Check each line of the material for the string "Mesh", and copy the lines that have it.

_ _ _ _ _

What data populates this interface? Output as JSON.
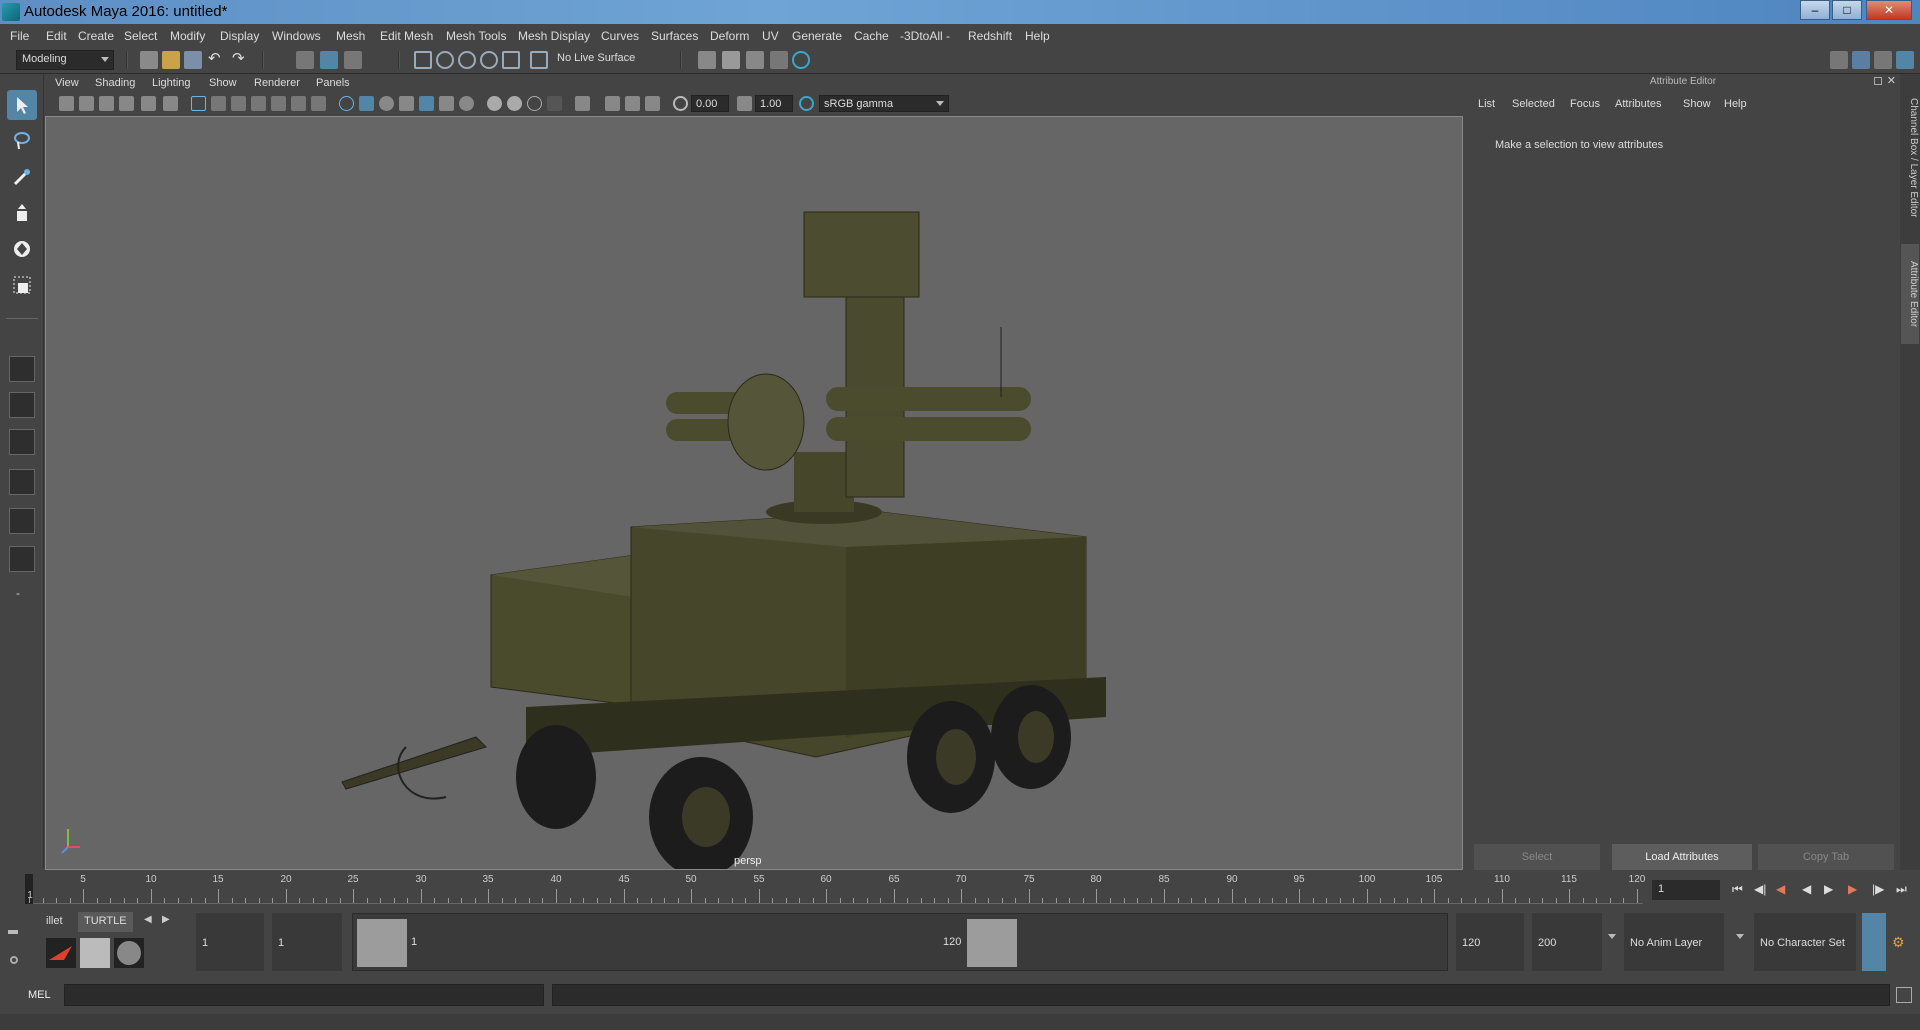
{
  "window": {
    "title": "Autodesk Maya 2016: untitled*"
  },
  "menu": [
    "File",
    "Edit",
    "Create",
    "Select",
    "Modify",
    "Display",
    "Windows",
    "Mesh",
    "Edit Mesh",
    "Mesh Tools",
    "Mesh Display",
    "Curves",
    "Surfaces",
    "Deform",
    "UV",
    "Generate",
    "Cache",
    "-3DtoAll -",
    "Redshift",
    "Help"
  ],
  "status": {
    "mode": "Modeling",
    "live_surface": "No Live Surface"
  },
  "panel": {
    "menu": [
      "View",
      "Shading",
      "Lighting",
      "Show",
      "Renderer",
      "Panels"
    ],
    "exposure": "0.00",
    "gamma": "1.00",
    "color_space": "sRGB gamma",
    "camera": "persp"
  },
  "attribute_editor": {
    "title": "Attribute Editor",
    "menu": [
      "List",
      "Selected",
      "Focus",
      "Attributes",
      "Show",
      "Help"
    ],
    "message": "Make a selection to view attributes",
    "buttons": {
      "select": "Select",
      "load": "Load Attributes",
      "copy": "Copy Tab"
    }
  },
  "side_tabs": {
    "channel": "Channel Box / Layer Editor",
    "attribute": "Attribute Editor"
  },
  "timeline": {
    "ticks": [
      "5",
      "10",
      "15",
      "20",
      "25",
      "30",
      "35",
      "40",
      "45",
      "50",
      "55",
      "60",
      "65",
      "70",
      "75",
      "80",
      "85",
      "90",
      "95",
      "100",
      "105",
      "110",
      "115",
      "120"
    ],
    "current_frame_label": "1",
    "current_frame": "1"
  },
  "range": {
    "start": "1",
    "playback_start": "1",
    "range_start": "1",
    "range_end": "120",
    "playback_end": "120",
    "end": "200",
    "anim_layer": "No Anim Layer",
    "char_set": "No Character Set"
  },
  "shelf": {
    "tab1": "illet",
    "tab2": "TURTLE"
  },
  "cmd": {
    "mel_label": "MEL"
  }
}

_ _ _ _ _

- _WRITTEN RESPONSE_
    "Mesh",
    "Edit Mesh",
    "Mesh Tools",
    "Mesh Display",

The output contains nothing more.